And so people ought to, you know, recognize we are pro-marriage, we are pro-family and we are excited about doing things that help families get to a better world, to get more self-reliance and that sort of a thing.
And so all this attention that Mitt Romney's candidacy has brought to Mormons and Mormonism and Mormon politics is, in my opinion, wonderful.
MARTIN: Professor Smith, what about you?
SMITH: Well, yeah. I agree. In terms of bringing attention to the church, I think it's brought some great attention to the church. I think it's brought it out of obscurity, to some extent, particularly when it pertains to race, my area, race, white racial attitudes. Are African-Americans and other blacks and folks of African descent within the faith treated any differently than they are outside the faith or would they be outside the faith? Are they experiencing discrimination, if you will, or race-based mistreatment in the faith?
And what I can say is that this - Mitt Romney's candidacy has brought attention to these issues. Has it brought it in a negative light in terms of what African-Americans and other black folks are saying about this? I don't think so. I think that black folks that belong to the church are committed, are very, very committed. So the things that I've been hearing in the blogosphere, for instance, has been actually quite positive.
Now, some of the things that I've heard from other Evangelically-based faiths about the church and about the issue with blacks being denied the priesthood back before '78 and so on and so forth, some of that has sort of circulated, but it hasn't really picked up on the - the media hasn't picked up on that. I think they're staying away from these sort of very polemical hot button issues that made the track from President Obama's candidacy - I mean, re-candidacy, in my opinion. So it's been a good thing, as far as I'm concerned.
MARTIN: Boyd Petersen, final word?

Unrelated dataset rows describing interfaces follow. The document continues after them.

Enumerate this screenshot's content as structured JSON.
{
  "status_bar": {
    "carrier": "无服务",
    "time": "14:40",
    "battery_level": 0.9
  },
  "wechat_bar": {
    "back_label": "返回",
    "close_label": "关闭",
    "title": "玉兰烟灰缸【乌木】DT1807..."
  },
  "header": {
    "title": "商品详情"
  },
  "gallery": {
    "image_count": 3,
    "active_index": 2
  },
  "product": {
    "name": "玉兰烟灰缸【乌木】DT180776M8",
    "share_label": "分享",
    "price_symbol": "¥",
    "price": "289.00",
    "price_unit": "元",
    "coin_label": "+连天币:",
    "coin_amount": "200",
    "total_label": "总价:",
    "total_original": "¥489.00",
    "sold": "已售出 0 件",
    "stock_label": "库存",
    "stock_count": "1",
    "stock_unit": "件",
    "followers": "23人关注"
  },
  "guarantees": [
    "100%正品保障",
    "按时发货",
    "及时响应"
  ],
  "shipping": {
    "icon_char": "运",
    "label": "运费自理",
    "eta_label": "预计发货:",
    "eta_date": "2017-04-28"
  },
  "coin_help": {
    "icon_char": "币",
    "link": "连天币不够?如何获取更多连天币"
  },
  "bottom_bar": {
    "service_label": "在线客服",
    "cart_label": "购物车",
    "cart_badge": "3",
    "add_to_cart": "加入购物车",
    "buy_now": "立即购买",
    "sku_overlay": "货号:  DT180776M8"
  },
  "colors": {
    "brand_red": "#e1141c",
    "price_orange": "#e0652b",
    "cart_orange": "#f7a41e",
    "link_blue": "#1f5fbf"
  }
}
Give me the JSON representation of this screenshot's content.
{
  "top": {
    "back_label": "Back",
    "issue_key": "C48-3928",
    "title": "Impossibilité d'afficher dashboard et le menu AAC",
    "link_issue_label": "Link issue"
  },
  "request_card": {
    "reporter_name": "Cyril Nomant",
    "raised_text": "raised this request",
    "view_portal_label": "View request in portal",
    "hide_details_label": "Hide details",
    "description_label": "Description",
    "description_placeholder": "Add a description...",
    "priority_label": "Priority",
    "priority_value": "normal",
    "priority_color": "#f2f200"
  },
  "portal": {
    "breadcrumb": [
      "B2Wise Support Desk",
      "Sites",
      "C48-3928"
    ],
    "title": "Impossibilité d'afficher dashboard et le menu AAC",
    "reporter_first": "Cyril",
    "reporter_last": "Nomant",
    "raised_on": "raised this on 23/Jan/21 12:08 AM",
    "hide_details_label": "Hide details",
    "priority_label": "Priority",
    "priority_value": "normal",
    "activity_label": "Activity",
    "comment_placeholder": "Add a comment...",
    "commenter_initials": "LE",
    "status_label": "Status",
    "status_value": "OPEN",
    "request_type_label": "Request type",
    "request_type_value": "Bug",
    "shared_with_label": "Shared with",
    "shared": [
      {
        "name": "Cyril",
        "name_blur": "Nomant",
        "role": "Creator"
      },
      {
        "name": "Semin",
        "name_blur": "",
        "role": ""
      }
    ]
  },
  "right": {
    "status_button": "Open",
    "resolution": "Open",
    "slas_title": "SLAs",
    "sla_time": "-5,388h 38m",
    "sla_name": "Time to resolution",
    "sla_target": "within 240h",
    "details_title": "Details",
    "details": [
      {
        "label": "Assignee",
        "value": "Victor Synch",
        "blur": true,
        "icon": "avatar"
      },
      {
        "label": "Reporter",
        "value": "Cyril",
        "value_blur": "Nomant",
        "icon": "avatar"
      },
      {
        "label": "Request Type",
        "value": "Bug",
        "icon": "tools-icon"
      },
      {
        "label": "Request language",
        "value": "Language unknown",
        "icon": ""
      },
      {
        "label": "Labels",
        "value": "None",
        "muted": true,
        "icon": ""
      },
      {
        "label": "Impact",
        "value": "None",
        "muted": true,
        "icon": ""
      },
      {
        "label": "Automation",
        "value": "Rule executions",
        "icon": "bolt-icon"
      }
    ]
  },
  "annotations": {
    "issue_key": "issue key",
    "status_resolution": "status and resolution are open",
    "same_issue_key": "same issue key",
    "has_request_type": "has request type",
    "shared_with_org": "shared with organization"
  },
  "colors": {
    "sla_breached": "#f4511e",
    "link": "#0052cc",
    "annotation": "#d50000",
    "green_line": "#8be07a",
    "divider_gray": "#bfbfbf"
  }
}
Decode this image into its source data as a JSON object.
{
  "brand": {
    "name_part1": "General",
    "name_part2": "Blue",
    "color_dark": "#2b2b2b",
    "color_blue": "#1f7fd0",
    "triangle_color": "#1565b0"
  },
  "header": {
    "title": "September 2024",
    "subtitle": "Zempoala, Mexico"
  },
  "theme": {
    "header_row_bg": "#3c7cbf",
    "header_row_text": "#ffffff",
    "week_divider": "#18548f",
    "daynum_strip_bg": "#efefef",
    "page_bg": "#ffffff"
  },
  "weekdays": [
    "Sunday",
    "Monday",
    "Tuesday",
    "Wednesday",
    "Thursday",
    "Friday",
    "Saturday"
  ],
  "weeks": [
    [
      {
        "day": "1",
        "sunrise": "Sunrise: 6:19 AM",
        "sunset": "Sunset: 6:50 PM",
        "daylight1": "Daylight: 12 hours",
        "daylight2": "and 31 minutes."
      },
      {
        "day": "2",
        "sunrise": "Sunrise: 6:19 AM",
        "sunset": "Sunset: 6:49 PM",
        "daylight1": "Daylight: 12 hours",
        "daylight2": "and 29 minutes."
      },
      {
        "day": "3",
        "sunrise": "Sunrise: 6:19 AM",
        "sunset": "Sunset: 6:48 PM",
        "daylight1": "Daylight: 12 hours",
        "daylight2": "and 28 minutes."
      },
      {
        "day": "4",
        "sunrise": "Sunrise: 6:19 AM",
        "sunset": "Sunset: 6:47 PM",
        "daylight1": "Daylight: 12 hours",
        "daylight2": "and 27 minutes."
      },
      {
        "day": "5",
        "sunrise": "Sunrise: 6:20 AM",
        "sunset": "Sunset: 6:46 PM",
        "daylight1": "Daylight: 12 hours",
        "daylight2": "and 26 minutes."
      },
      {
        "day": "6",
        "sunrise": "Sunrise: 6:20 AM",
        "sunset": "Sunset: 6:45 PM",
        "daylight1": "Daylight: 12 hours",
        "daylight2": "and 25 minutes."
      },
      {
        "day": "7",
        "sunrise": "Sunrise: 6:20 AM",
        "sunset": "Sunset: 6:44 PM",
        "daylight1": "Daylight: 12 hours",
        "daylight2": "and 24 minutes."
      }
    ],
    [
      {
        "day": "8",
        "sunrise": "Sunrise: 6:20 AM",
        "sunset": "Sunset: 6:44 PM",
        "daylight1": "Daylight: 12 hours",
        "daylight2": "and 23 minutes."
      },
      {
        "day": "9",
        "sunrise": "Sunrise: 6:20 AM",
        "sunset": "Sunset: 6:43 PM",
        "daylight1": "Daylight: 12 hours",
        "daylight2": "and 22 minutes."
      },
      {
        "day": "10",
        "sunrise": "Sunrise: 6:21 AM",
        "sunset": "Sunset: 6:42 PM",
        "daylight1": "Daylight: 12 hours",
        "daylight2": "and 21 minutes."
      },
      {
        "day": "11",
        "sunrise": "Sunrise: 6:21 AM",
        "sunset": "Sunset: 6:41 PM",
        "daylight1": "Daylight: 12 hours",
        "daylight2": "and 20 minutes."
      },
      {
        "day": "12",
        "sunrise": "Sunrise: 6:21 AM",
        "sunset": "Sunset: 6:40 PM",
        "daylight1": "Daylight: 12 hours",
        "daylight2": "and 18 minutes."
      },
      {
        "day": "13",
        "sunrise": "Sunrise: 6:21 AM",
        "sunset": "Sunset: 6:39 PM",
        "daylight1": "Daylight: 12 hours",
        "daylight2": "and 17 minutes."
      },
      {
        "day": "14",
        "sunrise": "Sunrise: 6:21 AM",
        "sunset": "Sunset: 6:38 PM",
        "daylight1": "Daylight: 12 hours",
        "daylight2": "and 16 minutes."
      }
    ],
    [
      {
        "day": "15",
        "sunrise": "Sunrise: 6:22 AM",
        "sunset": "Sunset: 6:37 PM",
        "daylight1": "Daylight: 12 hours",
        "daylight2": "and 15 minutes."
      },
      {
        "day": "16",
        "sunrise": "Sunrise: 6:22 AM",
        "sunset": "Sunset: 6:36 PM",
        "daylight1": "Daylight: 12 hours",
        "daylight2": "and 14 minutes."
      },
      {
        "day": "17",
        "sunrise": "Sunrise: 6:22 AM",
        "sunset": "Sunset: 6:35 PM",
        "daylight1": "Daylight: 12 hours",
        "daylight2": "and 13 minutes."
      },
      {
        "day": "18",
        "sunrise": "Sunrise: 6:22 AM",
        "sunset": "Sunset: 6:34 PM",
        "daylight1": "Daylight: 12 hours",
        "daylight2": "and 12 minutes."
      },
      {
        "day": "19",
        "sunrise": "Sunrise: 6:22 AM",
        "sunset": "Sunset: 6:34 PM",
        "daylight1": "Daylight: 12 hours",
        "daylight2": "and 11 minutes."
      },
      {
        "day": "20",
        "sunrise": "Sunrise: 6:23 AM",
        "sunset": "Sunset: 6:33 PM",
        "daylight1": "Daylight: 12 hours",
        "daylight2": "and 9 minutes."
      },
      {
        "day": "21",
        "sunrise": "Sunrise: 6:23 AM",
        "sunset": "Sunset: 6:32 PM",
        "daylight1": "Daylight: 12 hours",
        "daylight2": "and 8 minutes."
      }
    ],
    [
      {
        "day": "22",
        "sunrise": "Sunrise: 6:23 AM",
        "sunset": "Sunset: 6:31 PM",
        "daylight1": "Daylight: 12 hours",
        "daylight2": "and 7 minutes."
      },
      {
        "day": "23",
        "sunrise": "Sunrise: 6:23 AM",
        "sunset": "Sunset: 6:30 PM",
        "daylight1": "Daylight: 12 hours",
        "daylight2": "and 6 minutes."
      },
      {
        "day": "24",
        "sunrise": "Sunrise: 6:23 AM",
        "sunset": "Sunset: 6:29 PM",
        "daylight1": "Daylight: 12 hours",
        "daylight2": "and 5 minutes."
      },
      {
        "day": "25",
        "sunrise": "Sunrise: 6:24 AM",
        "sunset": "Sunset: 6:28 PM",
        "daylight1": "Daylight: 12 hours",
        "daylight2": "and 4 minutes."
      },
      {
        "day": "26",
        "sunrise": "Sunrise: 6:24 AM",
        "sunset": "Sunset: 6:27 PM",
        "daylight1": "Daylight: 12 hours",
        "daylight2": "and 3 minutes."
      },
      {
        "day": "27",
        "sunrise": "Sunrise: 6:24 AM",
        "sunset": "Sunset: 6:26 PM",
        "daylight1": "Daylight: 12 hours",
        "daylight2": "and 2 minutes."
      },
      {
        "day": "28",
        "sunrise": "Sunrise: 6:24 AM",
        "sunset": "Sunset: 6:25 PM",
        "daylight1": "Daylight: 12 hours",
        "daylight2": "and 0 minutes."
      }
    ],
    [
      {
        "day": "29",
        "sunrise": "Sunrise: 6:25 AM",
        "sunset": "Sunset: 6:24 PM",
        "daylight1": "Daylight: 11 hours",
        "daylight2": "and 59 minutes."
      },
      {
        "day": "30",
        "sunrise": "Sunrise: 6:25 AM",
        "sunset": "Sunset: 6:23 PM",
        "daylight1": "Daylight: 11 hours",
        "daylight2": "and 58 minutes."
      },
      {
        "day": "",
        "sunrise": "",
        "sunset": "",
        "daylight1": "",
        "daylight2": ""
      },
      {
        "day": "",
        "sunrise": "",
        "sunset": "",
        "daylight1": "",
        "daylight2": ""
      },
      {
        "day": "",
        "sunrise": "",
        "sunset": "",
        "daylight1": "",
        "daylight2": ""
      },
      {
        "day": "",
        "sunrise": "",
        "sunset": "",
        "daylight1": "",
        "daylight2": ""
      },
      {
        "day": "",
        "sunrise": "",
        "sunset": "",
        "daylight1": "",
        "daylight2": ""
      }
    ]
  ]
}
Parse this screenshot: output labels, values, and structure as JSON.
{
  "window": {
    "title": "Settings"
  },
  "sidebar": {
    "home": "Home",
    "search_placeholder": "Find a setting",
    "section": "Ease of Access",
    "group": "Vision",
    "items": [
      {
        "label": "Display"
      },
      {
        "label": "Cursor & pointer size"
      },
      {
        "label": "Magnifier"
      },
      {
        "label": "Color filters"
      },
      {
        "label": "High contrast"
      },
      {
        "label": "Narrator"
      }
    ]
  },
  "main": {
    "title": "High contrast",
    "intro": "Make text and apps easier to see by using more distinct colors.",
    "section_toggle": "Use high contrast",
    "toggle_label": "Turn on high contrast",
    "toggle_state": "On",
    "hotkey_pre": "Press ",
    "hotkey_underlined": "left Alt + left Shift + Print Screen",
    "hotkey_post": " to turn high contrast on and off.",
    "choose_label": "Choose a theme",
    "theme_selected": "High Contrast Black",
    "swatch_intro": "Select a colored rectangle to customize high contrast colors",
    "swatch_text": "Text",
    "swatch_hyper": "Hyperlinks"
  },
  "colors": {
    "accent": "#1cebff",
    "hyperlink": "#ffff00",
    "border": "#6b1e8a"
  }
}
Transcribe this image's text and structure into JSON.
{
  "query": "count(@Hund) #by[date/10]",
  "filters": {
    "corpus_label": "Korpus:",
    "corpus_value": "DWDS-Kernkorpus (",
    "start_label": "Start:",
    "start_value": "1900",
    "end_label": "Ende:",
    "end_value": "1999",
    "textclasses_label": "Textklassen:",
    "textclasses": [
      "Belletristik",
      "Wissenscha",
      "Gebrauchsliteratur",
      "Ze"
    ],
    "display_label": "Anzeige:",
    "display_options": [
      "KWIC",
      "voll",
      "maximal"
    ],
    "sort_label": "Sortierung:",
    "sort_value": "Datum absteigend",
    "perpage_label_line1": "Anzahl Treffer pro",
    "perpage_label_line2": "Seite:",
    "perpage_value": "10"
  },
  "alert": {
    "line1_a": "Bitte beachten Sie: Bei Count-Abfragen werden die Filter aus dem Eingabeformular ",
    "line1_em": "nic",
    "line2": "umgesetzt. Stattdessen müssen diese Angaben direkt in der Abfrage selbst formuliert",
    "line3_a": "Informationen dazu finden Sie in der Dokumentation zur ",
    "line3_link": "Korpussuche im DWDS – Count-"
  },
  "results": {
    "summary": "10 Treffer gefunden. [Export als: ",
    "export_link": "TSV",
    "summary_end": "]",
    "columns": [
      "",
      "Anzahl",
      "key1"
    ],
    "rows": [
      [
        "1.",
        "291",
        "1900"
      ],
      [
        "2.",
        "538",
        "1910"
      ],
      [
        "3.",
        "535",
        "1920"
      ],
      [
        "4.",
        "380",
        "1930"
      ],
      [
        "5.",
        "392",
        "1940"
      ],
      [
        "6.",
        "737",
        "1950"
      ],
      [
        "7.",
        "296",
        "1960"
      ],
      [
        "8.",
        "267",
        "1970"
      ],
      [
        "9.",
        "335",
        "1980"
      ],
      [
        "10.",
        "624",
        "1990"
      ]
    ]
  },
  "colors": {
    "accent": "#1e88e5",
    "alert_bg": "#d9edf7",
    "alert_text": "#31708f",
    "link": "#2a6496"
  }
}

PETERSEN: Well, I think, you know, it's really helped in the national sphere to help people realize some of the prejudices they've had about Mormons and get rid of some of those stereotypes, but I think it's also helped us as a church to grow up, in a sense. We're a very young denomination. We've been around for just a few - you know, 100 and something years.
So this is forcing us to kind of take the national stage and I think we're engaging more than we ever have with the national and the world and I think that's very positive for us. I think we're really taking leaps and strides in terms of just becoming more grown up.
MARTIN: Boyd Petersen is a professor of Mormon studies at Utah Valley University. He joined us from the studios of KBYU in Provo, Utah. Darron Smith is a professor in the health sciences program at A.T. Still University in Arizona. He's also the co-editor of the book, "Black and Mormon." He joined us from KMUW in Wichita, Kansas. And Crystal Young-Otterstrom is the state chair of LDS Dems. That's an official caucus of Utah's State Democratic Party. She joined us from Charlotte, North Carolina, where the Democratic National Convention is meeting.
Thank you all so much for speaking with us.
YOUNG-OTTERSTROM: Thank you.
SMITH: Thank you.
PETERSEN: Thank you.
NPR transcripts are created on a rush deadline by a contractor for NPR, and accuracy and availability may vary. This text may not be in its final form and may be updated or revised in the future. Please be aware that the authoritative record of NPR's programming is the audio.